And there are reports of War Crimes being committeed yet again by these militias.

  1. Shia militias crimes لينظر العالم معممين الشيعه مع المحتل الايراني لقتل العوائل السنيه بالفلوجة افضحوهم يامسلمين
  2. Soleimani Spotted near Giving Advice for Shia militias against Iraqi sunni civilians
  3. Shia militia crimes صور مباشر من الفلوجة الحشد الشيعي يستخدم القنابل العنقودية واستشهاد عدد كبير من العوائل افضحوهم
  4. Pics now Shia militia Bombed Iraqi sunnis civilians with cluster bombs in Fallujah


Haider al-Abadi is a US puppet as was Nouri al-Maliki before him as was . . . 

Though some struggle to call Haider what he is today, it's a little more comfortable for some to speak in retrospect.  

RT reports:

The Iraqi government, formed in 2003 after Saddam Hussein’s regime had been overthrown by the US invasion, was fully controlled by “inspectors” from the United States and its allies, a former Iraqi Defense Minister, Hazem Shaalan, told RT.
“I was not independent in my ministry,” Shaalan said. “Inside the ministry, there were American inspectors in each department.

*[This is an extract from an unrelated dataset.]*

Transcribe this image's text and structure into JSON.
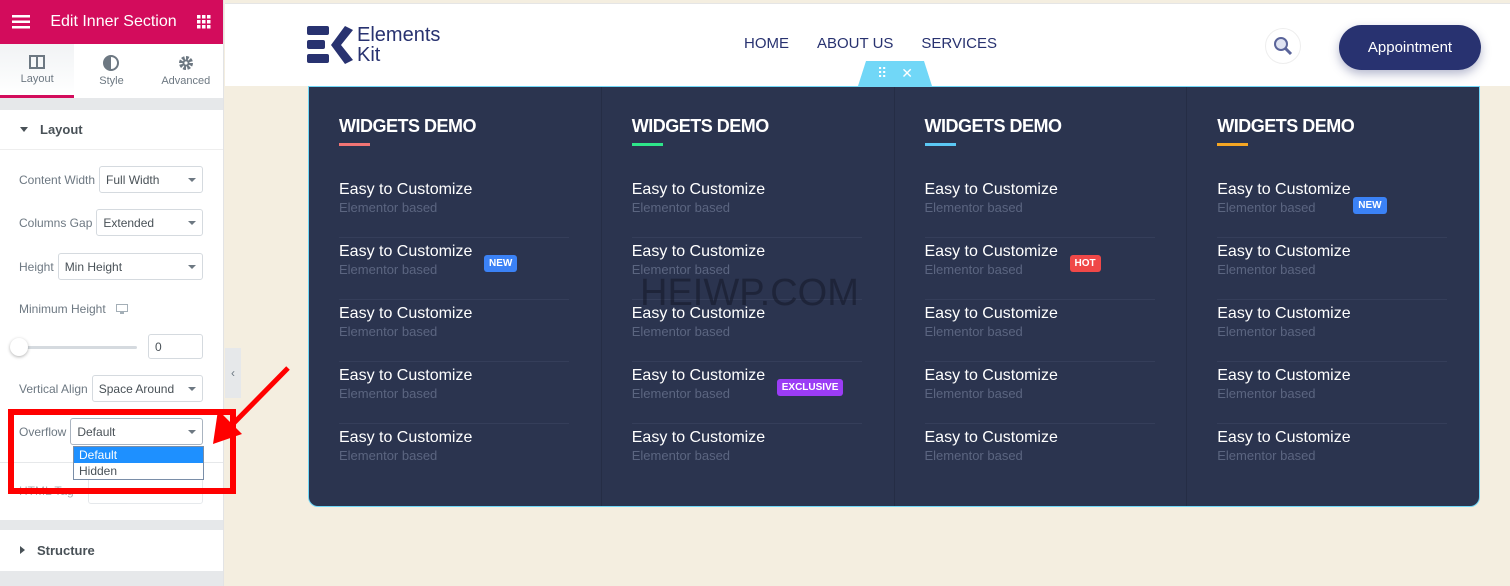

There were also the British and Australians. There was not a single one department in the ministry, where there would be no inspectors.”
The former defense minister also revealed that the first post-Saddam Iraqi government was not elected but instead was fully appointed by Washington.
Interim Prime Minister of Iraq Ayad Allawi, who held office from 2003 to 2005, was “among the first to be appointed [by the US]. We were all appointed by Americans, by [Lewis Paul ] Bremer [top civilian administrator of the Coalition Provisional Authority of Iraq]. The first [post-Saddam] Iraqi government was appointed directly by Bremer,” Shaalan said adding that “no elections were held.”
The former minister also emphasized that all decisions taken by the prime minister at the time required approval by US authorities. At the same time, this government was protected by the US authorities, he added.

bill van auken